Adults with high cumulative cognitive reserve appear to have some protection against dementia, even when brain pathologies show the presence of this problem, according to a 2019 study in JAMA Neurology.
Researchers used data from 1,602 dementia-free participants (average age, 80). They assigned each participant a cognitive reserve score based on self-reported lifelong factors such as education, cognitive activities, and social activity and networks.
During an average follow-up of six years, 386 participants (24 percent) developed dementia, and 747 participants died. All participants were divided into three groups based on their lifespan cognitive reserve scores. The risk of dementia was 31 percent in the lowest third, 24 percent in the middle third, and 22 percent in the highest third.

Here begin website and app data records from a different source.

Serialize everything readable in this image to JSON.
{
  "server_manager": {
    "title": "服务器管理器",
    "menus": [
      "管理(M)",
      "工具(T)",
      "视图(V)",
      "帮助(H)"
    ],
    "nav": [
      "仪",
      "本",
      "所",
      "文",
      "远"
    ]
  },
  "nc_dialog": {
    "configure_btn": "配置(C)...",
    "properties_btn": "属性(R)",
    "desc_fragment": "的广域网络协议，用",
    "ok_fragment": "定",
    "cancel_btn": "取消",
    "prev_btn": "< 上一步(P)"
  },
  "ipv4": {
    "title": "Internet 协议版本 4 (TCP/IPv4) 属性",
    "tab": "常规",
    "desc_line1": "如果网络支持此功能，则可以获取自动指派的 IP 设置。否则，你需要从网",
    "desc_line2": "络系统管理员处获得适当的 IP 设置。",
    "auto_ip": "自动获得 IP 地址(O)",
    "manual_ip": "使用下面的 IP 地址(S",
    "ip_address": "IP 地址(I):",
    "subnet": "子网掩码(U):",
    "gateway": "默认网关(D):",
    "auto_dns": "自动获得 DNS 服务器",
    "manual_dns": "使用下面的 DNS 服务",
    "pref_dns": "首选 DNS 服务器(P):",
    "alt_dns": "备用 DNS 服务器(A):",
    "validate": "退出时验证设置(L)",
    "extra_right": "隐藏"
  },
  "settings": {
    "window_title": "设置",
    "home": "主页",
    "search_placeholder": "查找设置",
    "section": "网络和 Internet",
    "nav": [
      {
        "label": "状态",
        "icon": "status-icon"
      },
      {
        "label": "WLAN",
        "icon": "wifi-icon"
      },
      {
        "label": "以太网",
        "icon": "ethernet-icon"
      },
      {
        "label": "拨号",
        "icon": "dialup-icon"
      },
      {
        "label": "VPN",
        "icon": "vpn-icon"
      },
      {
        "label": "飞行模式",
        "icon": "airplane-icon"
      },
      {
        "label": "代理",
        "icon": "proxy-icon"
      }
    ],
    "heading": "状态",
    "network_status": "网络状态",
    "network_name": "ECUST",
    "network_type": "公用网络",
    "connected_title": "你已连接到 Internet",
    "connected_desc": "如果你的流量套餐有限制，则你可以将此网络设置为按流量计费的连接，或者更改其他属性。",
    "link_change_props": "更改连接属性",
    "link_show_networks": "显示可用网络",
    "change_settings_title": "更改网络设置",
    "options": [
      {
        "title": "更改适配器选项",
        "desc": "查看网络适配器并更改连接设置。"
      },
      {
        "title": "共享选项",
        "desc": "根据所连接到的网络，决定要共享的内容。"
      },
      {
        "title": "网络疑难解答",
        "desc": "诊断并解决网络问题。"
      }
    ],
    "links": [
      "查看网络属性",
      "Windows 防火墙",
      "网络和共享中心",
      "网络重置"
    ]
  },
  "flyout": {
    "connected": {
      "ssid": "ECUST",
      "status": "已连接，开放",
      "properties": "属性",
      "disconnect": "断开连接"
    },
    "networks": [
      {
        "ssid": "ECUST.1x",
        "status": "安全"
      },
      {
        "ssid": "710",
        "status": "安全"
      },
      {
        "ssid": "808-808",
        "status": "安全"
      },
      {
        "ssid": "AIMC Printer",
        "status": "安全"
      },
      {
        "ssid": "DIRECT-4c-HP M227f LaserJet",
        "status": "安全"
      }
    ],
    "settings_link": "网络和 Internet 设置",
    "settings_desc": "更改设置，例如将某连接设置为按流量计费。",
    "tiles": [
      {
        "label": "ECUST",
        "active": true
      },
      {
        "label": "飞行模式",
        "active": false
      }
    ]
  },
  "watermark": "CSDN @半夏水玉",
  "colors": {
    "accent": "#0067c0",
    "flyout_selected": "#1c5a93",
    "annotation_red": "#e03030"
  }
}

Compared to those in the lowest third, those in the middle category were 23 percent less likely to develop dementia symptoms, and those in the highest third were 39 percent less likely.
Of the 47 participants who died, 611 underwent autopsies, and 241 of them had dementia. Interestingly, those with higher cognitive reserve scores had a lower risk of dementia even when brain autopsies showed that they had had pathologies that should have triggered dementia symptoms.
Considerable data from the past 20 years has shown that not all individuals develop the same severity of symptoms even with similar pathology in their brains. Cognitive reserve may explain this finding.